* _Task goal_
Below are the records; pull every line that includes "Files".

* _Material provided_
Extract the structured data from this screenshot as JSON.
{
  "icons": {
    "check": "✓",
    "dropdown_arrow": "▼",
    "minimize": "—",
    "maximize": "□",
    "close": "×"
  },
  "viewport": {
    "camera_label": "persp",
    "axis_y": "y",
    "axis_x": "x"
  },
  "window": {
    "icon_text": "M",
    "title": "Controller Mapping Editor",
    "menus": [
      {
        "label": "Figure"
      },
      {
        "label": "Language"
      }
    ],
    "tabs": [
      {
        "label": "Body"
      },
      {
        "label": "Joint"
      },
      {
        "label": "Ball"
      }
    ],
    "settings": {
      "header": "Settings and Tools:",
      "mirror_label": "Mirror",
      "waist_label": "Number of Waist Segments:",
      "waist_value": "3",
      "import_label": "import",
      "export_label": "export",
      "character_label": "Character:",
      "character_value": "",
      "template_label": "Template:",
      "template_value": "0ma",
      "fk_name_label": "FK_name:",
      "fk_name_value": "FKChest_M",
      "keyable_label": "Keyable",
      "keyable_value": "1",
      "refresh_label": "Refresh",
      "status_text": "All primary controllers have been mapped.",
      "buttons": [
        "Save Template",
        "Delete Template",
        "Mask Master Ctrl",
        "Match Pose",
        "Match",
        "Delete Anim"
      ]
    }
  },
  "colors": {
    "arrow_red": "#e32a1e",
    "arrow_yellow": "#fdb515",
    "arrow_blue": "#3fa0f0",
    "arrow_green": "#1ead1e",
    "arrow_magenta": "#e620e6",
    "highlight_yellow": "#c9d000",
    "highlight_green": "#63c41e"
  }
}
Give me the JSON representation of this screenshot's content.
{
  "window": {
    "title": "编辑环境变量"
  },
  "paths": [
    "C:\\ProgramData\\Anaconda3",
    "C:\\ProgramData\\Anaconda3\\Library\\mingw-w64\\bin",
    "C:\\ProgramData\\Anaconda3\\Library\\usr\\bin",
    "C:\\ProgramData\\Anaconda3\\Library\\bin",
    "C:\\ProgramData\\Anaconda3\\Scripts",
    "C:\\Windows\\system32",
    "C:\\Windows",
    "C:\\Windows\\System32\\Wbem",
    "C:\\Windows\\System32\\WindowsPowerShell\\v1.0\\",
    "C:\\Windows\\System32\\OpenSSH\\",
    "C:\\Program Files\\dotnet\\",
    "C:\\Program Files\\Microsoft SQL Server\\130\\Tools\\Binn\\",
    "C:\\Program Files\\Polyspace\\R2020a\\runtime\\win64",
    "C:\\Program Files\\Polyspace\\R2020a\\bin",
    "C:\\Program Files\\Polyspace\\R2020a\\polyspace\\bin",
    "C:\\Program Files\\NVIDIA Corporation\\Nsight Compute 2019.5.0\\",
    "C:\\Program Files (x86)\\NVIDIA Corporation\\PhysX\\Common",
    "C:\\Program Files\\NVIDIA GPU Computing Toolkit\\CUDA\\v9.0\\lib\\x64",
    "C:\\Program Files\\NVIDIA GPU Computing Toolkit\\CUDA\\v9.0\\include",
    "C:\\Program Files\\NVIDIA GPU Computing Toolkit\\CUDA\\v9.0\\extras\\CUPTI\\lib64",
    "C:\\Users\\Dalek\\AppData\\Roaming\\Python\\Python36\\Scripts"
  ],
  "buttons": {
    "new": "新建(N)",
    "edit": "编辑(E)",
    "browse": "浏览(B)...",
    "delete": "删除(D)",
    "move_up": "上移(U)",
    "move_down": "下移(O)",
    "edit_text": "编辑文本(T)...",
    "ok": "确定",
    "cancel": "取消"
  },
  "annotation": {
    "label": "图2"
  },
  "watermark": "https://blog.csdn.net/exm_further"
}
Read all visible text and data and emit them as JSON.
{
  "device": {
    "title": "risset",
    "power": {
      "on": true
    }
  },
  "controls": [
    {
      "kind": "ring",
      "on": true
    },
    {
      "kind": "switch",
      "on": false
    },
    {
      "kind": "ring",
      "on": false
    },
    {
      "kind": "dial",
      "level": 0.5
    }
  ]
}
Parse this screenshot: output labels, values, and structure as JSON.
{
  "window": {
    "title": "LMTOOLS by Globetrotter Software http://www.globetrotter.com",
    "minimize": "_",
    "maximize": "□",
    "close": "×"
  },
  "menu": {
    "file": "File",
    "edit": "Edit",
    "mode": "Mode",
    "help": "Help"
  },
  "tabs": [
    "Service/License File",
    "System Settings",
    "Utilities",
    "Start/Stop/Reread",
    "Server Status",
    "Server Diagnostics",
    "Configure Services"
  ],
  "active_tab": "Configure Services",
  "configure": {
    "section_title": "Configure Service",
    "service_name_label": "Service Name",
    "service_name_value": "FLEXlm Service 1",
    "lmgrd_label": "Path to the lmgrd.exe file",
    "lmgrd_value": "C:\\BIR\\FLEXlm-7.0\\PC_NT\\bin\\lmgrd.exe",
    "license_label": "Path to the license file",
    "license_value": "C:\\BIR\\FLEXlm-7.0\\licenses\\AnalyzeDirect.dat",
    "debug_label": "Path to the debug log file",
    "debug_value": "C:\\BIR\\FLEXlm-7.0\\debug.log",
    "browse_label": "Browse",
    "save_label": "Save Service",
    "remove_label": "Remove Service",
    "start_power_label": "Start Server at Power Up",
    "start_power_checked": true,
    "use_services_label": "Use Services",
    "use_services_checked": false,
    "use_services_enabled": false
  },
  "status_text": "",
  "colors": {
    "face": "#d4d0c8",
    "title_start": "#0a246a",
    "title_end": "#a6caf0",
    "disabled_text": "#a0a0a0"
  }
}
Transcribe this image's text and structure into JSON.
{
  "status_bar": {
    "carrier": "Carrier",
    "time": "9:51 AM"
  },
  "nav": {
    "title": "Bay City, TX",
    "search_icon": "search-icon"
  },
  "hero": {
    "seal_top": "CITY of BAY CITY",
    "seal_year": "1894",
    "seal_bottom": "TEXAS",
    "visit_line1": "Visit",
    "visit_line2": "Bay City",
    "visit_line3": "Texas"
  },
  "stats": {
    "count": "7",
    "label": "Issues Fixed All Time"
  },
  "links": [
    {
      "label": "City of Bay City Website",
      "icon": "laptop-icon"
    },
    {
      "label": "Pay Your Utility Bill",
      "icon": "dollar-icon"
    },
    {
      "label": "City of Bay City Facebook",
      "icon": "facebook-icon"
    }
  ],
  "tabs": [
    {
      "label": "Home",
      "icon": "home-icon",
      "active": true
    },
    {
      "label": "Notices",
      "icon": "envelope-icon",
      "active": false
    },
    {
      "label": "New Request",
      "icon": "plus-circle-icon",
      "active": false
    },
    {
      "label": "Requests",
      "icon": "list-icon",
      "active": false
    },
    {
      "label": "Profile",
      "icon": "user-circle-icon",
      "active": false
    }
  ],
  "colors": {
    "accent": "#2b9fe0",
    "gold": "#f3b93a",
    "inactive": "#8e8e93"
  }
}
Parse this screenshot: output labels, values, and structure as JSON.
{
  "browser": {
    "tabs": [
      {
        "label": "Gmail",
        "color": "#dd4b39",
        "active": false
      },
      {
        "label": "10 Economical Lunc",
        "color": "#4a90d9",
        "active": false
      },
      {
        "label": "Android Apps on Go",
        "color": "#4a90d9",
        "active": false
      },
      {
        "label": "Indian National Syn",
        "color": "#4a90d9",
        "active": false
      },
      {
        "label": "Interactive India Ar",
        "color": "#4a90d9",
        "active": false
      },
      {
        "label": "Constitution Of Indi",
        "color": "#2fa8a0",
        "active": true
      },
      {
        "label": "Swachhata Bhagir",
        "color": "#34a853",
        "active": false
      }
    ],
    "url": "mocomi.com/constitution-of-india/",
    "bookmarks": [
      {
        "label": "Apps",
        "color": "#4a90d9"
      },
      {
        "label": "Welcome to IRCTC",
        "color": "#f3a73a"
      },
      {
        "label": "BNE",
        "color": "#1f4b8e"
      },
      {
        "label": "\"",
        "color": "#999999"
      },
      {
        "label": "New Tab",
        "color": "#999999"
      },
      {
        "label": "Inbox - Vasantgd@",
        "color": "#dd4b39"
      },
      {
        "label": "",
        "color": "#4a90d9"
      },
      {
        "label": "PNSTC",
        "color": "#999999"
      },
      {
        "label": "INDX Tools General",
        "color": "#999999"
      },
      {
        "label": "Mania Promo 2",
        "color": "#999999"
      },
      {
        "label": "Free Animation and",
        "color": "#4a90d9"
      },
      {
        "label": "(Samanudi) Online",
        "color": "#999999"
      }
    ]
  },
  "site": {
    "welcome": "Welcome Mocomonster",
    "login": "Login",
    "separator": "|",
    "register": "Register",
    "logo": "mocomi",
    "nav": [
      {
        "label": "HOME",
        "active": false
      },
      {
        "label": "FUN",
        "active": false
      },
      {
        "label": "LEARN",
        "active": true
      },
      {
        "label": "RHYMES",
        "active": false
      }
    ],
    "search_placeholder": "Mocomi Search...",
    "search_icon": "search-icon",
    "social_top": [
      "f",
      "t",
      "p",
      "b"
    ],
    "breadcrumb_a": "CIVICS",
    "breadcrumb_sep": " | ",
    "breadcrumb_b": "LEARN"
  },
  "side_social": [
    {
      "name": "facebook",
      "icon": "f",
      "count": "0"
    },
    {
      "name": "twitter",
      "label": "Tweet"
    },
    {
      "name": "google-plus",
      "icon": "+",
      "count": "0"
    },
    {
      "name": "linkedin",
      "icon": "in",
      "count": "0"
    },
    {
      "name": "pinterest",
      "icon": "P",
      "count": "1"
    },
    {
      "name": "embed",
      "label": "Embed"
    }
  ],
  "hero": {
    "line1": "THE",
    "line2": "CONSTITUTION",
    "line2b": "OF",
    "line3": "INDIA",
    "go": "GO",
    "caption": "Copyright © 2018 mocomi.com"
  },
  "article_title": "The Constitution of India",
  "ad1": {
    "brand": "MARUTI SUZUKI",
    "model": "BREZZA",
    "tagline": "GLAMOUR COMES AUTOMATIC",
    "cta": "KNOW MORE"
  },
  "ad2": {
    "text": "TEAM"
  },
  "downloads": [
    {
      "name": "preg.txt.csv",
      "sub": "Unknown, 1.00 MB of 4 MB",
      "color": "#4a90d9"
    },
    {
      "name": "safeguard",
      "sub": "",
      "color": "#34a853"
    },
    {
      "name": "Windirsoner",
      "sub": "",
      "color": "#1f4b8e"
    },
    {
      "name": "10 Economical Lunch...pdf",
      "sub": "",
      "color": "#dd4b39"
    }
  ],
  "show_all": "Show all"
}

* _Answer to this task_
    "C:\\Program Files\\dotnet\\",
    "C:\\Program Files\\Microsoft SQL Server\\130\\Tools\\Binn\\",
    "C:\\Program Files\\Polyspace\\R2020a\\runtime\\win64",
    "C:\\Program Files\\Polyspace\\R2020a\\bin",
    "C:\\Program Files\\Polyspace\\R2020a\\polyspace\\bin",
    "C:\\Program Files\\NVIDIA Corporation\\Nsight Compute 2019.5.0\\",
    "C:\\Program Files (x86)\\NVIDIA Corporation\\PhysX\\Common",
    "C:\\Program Files\\NVIDIA GPU Computing Toolkit\\CUDA\\v9.0\\lib\\x64",
    "C:\\Program Files\\NVIDIA GPU Computing Toolkit\\CUDA\\v9.0\\include",
    "C:\\Program Files\\NVIDIA GPU Computing Toolkit\\CUDA\\v9.0\\extras\\CUPTI\\lib64",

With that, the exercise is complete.